▽

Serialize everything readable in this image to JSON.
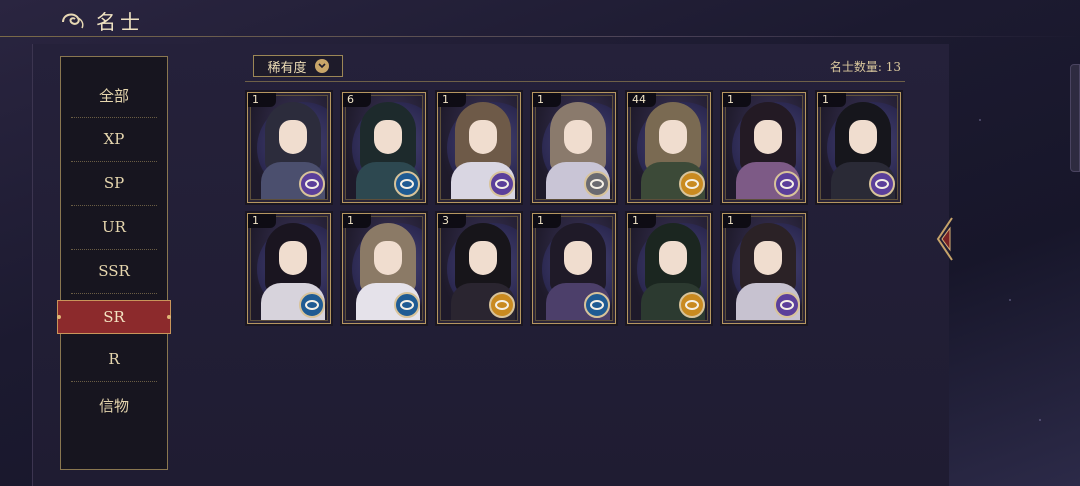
{
  "header": {
    "title": "名士"
  },
  "sidebar": {
    "items": [
      {
        "label": "全部"
      },
      {
        "label": "XP"
      },
      {
        "label": "SP"
      },
      {
        "label": "UR"
      },
      {
        "label": "SSR"
      },
      {
        "label": "SR",
        "active": true
      },
      {
        "label": "R"
      },
      {
        "label": "信物"
      }
    ]
  },
  "filter": {
    "label": "稀有度",
    "count_text": "名士数量: 13"
  },
  "cards": [
    {
      "level": "1",
      "badge": "purple",
      "hair": "#2c2c3c",
      "robe": "#4b4f6e"
    },
    {
      "level": "6",
      "badge": "blue",
      "hair": "#1d2a2c",
      "robe": "#2d4850"
    },
    {
      "level": "1",
      "badge": "purple",
      "hair": "#6e5a48",
      "robe": "#d9d6e2"
    },
    {
      "level": "1",
      "badge": "gray",
      "hair": "#8a7a6c",
      "robe": "#c9c5d6"
    },
    {
      "level": "44",
      "badge": "gold",
      "hair": "#7a6a52",
      "robe": "#3c4a38"
    },
    {
      "level": "1",
      "badge": "purple",
      "hair": "#231a24",
      "robe": "#7d5a86"
    },
    {
      "level": "1",
      "badge": "purple",
      "hair": "#16161c",
      "robe": "#2a2a36"
    },
    {
      "level": "1",
      "badge": "blue",
      "hair": "#1a1520",
      "robe": "#d7d3dc"
    },
    {
      "level": "1",
      "badge": "blue",
      "hair": "#8b7a66",
      "robe": "#e5e2ea"
    },
    {
      "level": "3",
      "badge": "gold",
      "hair": "#17151a",
      "robe": "#2a2530"
    },
    {
      "level": "1",
      "badge": "blue",
      "hair": "#1f1a28",
      "robe": "#4c3f6a"
    },
    {
      "level": "1",
      "badge": "gold",
      "hair": "#1b2620",
      "robe": "#2c3a30"
    },
    {
      "level": "1",
      "badge": "purple",
      "hair": "#2b2226",
      "robe": "#c7c2d0"
    }
  ],
  "badge_colors": {
    "purple": "#5b3f9a",
    "blue": "#1f5b93",
    "gold": "#c98a20",
    "gray": "#6a6a70"
  },
  "colors": {
    "accent_red": "#8c2a2c",
    "gold_border": "#b59660"
  }
}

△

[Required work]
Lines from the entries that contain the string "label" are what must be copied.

[Written reply]
        "label": "全部"
        "label": "XP"
        "label": "SP"
        "label": "UR"
        "label": "SSR"
        "label": "SR",
        "label": "R"
        "label": "信物"
    "label": "稀有度",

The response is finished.